|Project by LittleBlackDuck||posted 03-27-2017 03:25 PM||761 views||2 times favorited||8 comments|
This article is designed to introduce what I affectionately call my “Wall flower jig”. If tends to crop up in a lot of pictures in my past projects but never gets the recognition it deserves. It is my Small Circle Cutting Jig.
All of you out there that are into toy making are aware of the dilemma of making small wheels for rolling toys. We have all seen great jigs for making wheels but most seem to be on steroids and cater for the larger type of circle sizes. To create small wheels we often fall back on the trusty (or should I call it the rusty) hole saws. Most of us can’t afford diamond encrusted cutters (even those of us with lasers) so we persevere with the cheaper hole saws that burns the wood and once you finish, takes half a day to extract the wheel plug from the overheated, resin glued metal cutter.
Those that have ventured into the realms of their own circle cutter jig making, often need to ask their neighbour to help them lift their oversized circle cutting jig onto their bandsaw and hire a cab/Uber to travel from one side of it to the other. Lets face it, most circle cutters seem to have “ferris wheel size” dimensions imprinted in their designers brain which is not ideal for those tiny 2 3/4 to 6 (or so) inchers.
In turn, this jig is designed for those piddly sized circles/wheels, however, I do recommend you swap out your 1” bandsaw blade for something that can take the smaller radii.
Just to break up the suspense and give you the opportunity for a coffee break, here is a link to the video I made of using the jig.
While this jig has been laser cut and incorporates gears, the gears are mainly cosmetic and predominantly for bragging purposes. Without the gears, the jig is still fully functional and all cuts are straight line cuts on the table saw (or crooked line cuts with a jig saw) with a couple of slots cut for the hardware using a router (table). The jig is small and can be ported and used in a similar fashion on a disc sander to remove the bandsaw marks from the circles’ perimeter.
The picture below shows the rack and pinion gears used to move the bottom slider,
however, they can be simply omitted and replaced by straight lines, followed by a dexterous use of either hand to achieve the same result with little or no significant effort.
The mitre tracks are cut out of a 3mm MDF piece to house the head of the ¼” bolt and a 6mm piece to provide support for the shaft of the bolt. Two sizes are catered for (19mm and 20mm) but they can be made as required.
There is an adjustable travel stop to stop the jig once the blade is level with the centre spindle.
Also there is a provision for a mag-switch to secure the jig to the band saw table,
I used to say that it was an overkill and not required, but I buggered up a wheel when the jig moved while making the video, so I now have a mouthful of humble pie and an employed mag-switch.
The standard configuration can be used on the disc sander, however, the mag-switch is only posing as it doesn’t work on the aluminium disc sander table and is only eye candy to complement the clamps…

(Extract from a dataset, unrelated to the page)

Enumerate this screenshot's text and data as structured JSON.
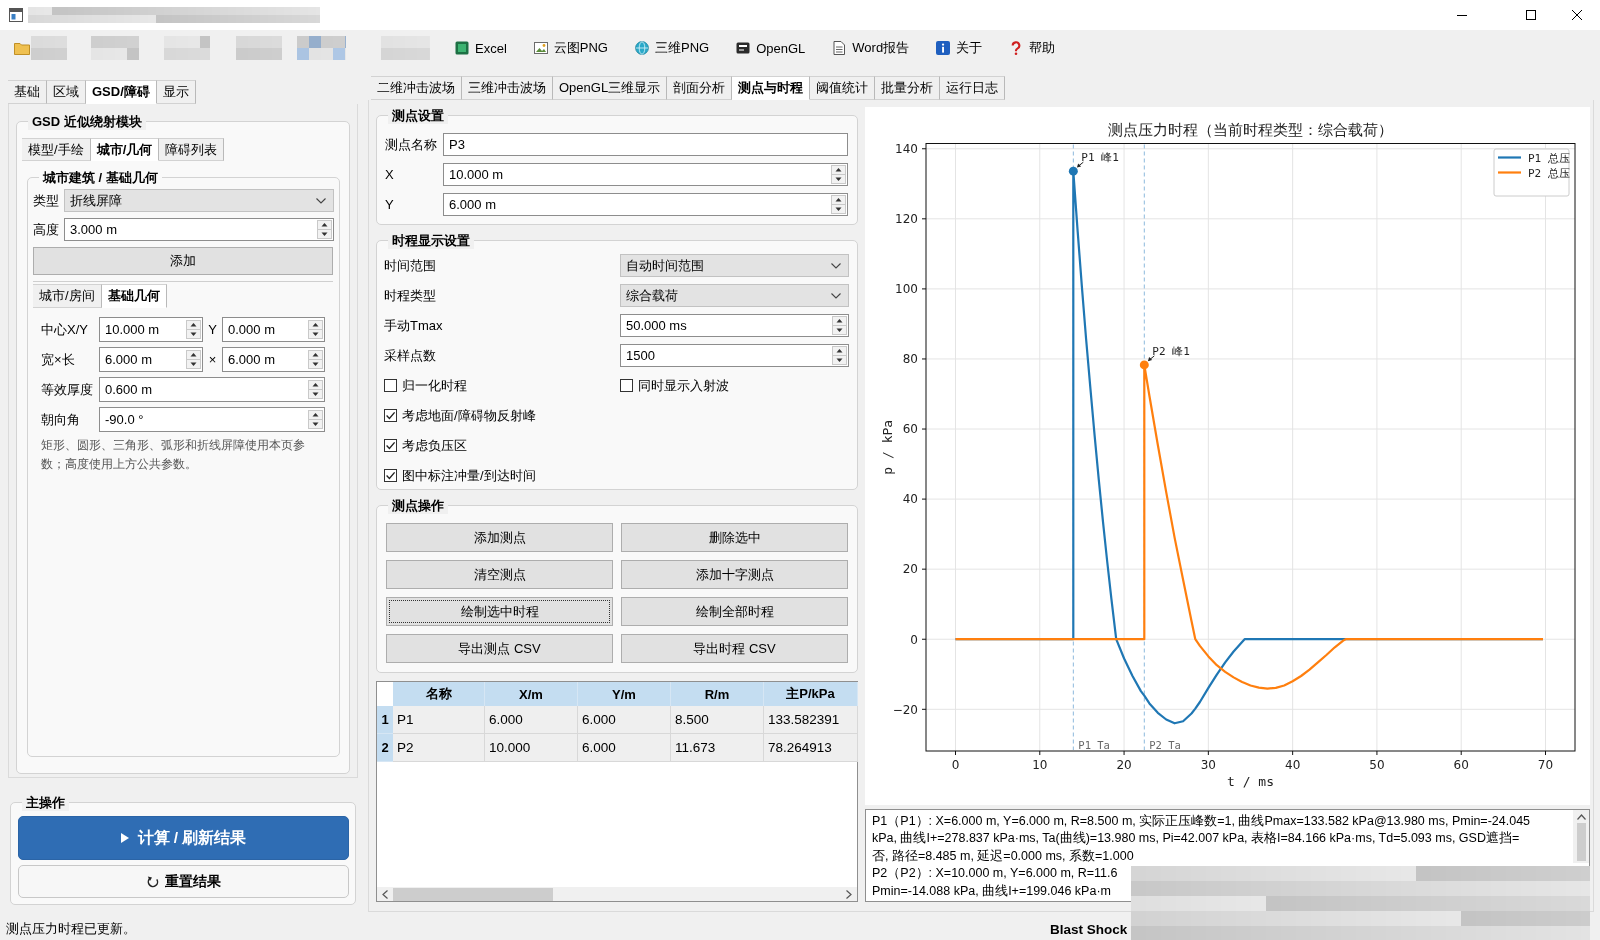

Unfortunately, for the other sanding profiles, it is highly recommended the jigs’ components be made on a scroll saw. The central slider can be swapped out to accept the other profile sanding jigs that share a common slider.
SketchUp models are downloadable using this link.
And of course the obligatory side by side snap shot.
The following was a prototype portrait of the jig while still in puberty. Nevertheless it wore it’s gears well.
Thanks for taking the time to get to the end.
-- There's two ways to do things... My way or the right way.. LBD